As most gardeners know, Linnaeus (above) standardized the system of naming, ranking and classifying organisms back in the 18th century. At the time, Latin was the language of science and that's why all of us call our plants by long Latin names. But, as of the first of this year, scientists are no longer restricted to Botanical Latin when classifying plants, algae and fungi, according to a story in the online version of Science News, the Magazine of the Society for Science & the Public.

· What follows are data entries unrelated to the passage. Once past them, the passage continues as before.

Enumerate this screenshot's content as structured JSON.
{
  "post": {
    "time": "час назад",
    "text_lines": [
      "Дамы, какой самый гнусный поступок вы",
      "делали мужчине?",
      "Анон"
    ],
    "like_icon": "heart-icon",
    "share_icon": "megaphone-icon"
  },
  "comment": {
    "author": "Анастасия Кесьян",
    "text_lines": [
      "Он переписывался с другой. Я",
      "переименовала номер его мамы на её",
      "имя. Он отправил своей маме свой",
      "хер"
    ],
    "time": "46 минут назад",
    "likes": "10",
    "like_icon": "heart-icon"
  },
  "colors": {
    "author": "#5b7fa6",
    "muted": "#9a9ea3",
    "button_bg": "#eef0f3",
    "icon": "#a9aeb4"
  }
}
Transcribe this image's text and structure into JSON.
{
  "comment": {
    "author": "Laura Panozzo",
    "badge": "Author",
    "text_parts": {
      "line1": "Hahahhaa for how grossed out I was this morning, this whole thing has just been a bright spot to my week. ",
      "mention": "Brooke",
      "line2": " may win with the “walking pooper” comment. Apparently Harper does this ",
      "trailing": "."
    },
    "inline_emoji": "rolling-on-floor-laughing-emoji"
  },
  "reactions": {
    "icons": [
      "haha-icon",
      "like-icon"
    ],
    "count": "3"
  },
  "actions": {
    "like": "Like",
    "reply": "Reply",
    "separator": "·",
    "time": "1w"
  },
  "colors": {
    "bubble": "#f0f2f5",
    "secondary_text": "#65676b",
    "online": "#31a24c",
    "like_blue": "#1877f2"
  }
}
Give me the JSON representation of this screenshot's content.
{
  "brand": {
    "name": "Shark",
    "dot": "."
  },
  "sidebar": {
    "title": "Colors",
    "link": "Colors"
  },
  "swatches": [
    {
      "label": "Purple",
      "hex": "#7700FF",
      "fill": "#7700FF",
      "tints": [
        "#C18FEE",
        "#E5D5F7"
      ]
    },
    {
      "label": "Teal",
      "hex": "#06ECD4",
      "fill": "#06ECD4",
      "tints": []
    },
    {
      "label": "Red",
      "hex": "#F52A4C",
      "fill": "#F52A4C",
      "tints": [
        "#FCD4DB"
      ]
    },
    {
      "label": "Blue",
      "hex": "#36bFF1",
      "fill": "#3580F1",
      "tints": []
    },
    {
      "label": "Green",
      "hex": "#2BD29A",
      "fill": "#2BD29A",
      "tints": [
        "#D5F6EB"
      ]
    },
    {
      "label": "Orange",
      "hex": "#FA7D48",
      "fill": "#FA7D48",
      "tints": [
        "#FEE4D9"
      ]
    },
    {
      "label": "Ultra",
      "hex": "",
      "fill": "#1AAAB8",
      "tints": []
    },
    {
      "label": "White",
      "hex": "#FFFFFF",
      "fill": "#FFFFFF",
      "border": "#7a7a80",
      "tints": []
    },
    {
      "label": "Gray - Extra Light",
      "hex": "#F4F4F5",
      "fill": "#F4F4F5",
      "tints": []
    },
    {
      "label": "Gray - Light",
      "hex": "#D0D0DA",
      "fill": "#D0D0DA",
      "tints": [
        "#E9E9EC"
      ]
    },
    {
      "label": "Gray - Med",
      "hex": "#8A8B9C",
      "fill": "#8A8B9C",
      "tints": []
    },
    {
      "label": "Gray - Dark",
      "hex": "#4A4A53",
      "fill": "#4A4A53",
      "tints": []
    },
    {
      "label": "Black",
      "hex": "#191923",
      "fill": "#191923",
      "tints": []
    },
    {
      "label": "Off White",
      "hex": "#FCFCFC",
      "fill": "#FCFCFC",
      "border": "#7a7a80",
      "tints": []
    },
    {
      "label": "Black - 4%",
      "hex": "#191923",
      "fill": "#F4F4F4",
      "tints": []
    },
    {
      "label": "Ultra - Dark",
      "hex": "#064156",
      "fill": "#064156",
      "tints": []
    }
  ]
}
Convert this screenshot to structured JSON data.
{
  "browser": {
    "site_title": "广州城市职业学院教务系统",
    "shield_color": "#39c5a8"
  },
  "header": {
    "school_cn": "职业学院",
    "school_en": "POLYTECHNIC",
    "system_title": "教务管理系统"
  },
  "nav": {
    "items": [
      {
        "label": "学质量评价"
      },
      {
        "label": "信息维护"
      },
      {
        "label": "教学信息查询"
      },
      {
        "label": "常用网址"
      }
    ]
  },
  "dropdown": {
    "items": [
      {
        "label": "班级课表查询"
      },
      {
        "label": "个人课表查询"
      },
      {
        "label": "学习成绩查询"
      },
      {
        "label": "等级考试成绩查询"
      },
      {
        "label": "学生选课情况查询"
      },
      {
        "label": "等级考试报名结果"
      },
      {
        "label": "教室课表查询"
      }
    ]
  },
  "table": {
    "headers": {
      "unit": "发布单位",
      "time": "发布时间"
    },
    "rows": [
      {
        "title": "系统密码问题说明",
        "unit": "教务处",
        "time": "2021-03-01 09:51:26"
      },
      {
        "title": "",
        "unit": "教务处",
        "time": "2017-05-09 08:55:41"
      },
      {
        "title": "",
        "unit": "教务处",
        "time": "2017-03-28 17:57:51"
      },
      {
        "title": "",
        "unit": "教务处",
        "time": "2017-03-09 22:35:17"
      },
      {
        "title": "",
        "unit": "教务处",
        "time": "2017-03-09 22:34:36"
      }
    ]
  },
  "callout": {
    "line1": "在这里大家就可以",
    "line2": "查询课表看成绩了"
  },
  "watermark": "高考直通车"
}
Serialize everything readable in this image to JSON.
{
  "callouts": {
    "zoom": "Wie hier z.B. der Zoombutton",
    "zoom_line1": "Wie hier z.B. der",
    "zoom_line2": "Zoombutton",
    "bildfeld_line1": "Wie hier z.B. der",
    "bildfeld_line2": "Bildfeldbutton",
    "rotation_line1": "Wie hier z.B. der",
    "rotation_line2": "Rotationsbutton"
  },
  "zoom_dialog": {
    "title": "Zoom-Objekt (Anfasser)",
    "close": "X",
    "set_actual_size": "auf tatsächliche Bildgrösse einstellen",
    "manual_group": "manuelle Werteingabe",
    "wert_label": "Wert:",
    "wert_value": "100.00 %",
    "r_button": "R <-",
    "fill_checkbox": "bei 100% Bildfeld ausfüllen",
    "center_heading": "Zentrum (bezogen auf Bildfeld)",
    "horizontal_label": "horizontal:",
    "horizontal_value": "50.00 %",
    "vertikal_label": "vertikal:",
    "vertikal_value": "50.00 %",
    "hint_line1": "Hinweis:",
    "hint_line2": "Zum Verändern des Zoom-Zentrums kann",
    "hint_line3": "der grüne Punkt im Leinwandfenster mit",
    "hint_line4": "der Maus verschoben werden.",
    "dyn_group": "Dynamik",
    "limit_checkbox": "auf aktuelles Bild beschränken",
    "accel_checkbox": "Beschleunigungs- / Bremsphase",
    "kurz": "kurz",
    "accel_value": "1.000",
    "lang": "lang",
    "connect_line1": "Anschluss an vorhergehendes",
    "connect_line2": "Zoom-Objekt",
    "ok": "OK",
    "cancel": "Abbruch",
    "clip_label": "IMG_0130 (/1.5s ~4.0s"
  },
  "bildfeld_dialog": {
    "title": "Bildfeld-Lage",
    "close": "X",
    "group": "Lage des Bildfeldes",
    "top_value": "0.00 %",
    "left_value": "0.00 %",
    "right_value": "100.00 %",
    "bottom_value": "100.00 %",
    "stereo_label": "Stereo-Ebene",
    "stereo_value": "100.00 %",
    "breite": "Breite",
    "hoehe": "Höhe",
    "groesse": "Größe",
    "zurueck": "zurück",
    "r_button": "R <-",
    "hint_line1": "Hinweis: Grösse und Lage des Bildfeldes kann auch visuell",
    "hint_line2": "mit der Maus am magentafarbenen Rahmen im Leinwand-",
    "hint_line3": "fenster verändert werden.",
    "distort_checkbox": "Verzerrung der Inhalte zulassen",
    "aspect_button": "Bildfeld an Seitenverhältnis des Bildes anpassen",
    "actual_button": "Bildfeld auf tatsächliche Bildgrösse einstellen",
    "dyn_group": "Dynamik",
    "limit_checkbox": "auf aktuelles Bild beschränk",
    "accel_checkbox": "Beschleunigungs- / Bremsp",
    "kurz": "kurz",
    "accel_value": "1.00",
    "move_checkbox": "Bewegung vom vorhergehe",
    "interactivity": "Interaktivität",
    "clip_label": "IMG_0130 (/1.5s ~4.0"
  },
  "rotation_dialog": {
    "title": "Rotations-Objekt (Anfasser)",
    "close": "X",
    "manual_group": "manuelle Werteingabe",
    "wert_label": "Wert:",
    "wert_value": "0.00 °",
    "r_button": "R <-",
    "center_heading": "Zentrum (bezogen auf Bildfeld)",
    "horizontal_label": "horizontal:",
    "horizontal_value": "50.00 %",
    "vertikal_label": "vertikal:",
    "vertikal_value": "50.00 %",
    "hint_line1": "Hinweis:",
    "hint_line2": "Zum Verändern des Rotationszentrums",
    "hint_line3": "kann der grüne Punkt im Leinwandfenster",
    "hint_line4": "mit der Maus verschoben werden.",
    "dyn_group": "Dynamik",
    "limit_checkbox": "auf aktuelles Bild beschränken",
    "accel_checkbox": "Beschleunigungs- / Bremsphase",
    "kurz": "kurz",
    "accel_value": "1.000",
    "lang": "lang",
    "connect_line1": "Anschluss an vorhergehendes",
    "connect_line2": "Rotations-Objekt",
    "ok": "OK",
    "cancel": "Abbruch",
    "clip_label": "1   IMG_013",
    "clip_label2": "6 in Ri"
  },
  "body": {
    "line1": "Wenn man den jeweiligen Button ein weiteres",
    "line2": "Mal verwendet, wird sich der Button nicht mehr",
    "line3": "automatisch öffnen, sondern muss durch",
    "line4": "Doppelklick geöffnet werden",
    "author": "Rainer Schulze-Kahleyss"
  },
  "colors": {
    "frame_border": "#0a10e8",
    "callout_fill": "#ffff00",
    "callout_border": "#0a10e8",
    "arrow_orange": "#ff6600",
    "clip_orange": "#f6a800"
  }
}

The article notes that "the latest revision of the international code governing these names allows two new options: skipping paper publishing and describing key features in English instead of Latin. You can read all about why the change is being made now and what it means here.